Voices of Peace

Revolutionary mothers and daughters speak out for justice

| May / June 2005


On March 8, International Women's Day, I was lucky enough to meet Wangari Maathai, who in 2004 won the Nobel Peace Prize for her work with the women of the Green Belt Movement (www.greenbeltmovement.org) planting trees in Kenya and elsewhere. She was luminous in blue and silver for this final event after weeks of traveling, about to give her last speech before leaving New York City that night in a wet snowstorm to return to Nairobi. And she was gracious when I felt compelled to brag to her that Utne magazine had covered her work in 1992.

Wangari spoke from the same podium in Manhattan's Cooper Union that Abraham Lincoln and Frederick Douglass spoke from, right down the hall from where Susan B. Anthony had her office and where the NAACP got its start. She is the first environmentalist and the first African woman to receive the Nobel Peace Prize, but she believes the significance of this award is farther reaching. She uses the metaphor of the three-legged African stool to explain: One leg is democracy, which encompasses respect for human rights; the second leg is sustainable management of resources and equitable distribution; and the third leg is peace and security. If you're missing any of the legs, you will fall -- and that's true for countries as well as individuals.

'If a clean and healthy environment is a right, you cannot gain this right unless you have a democratic government that respects and acknowledges rights,' she explains. 'If we do not have citizens who acknowledge these rights, and also assume their responsibilities, we're not going to have a clean and good environment. If people struggle over resources, you're going to have conflicts, not peace.'

While waiting to meet Wangari, I chatted with her daughter, Wanjira, and Anna Lappe, co-author with her mother, Frances Moore Lappe, of Hope's Edge: The Next Diet for a Small Planet (Tarcher/Putnam, 2002). Frankie Lappe, who wrote Diet for a Small Planet more than 30 years ago and went on to win the Right Livelihood Award, is one of my personal heroines. I saw Anna make her first keynote speech several years ago, to 3,000 people at the Bioneers Conference, and last year Wanjira addressed the same audience. The two of them laughed warmly about the mixed blessing of being involved with the passionate work of their powerful mothers.

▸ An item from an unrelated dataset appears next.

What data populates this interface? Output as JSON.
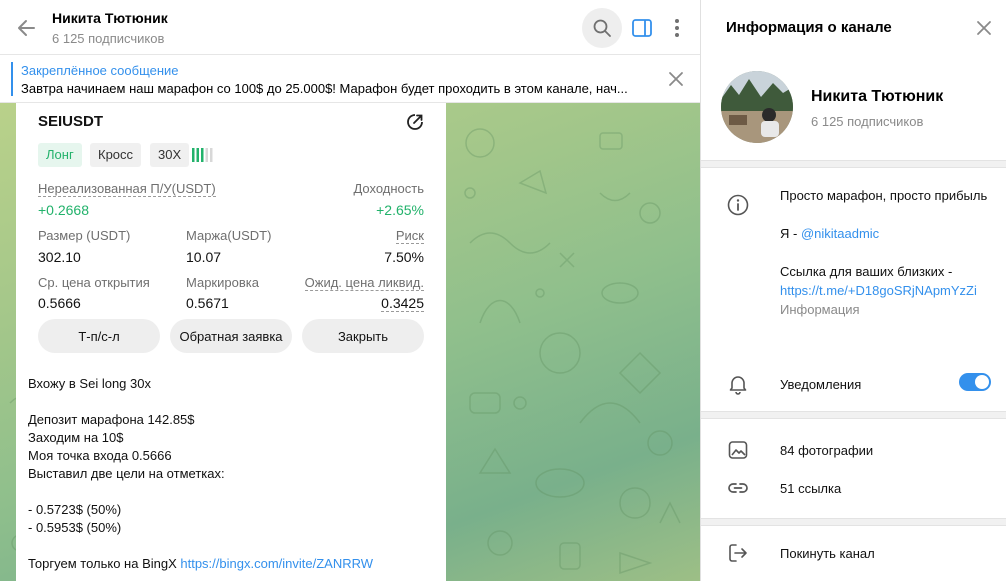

Two other women I met that week in New York are Dr. Moussada Jalal and Roshanak Ameli-Tehrani. Jalal is the medical doctor who ran for president of Afhganistan against Hamid Karzai and 15 other men and came in second; she is now the minister of women's affairs. Her young daughters both plan to be doctors (and presidents) when they grow up. Ameli-Tehrani, who moved to the United States from Iran when she was 6, after her father was killed, now goes back to Iran to write what she calls 'dispatches from the mothership' and is working to launch Iran's first large-scale microfinance initiative.

These women are the embodiment of a new feminine leadership. Thinking of the laugh between Anna and Wanjira, of Dr. Jalal's daughters, of Iranian women helping each other, of new generations of daughters -- and sons -- nurtured by powerful mothers gives me a feeling of giddy optimism. Anything is possible when the qualities of the feminine -- compassion, generativity, fierce love -- are celebrated in both men and women.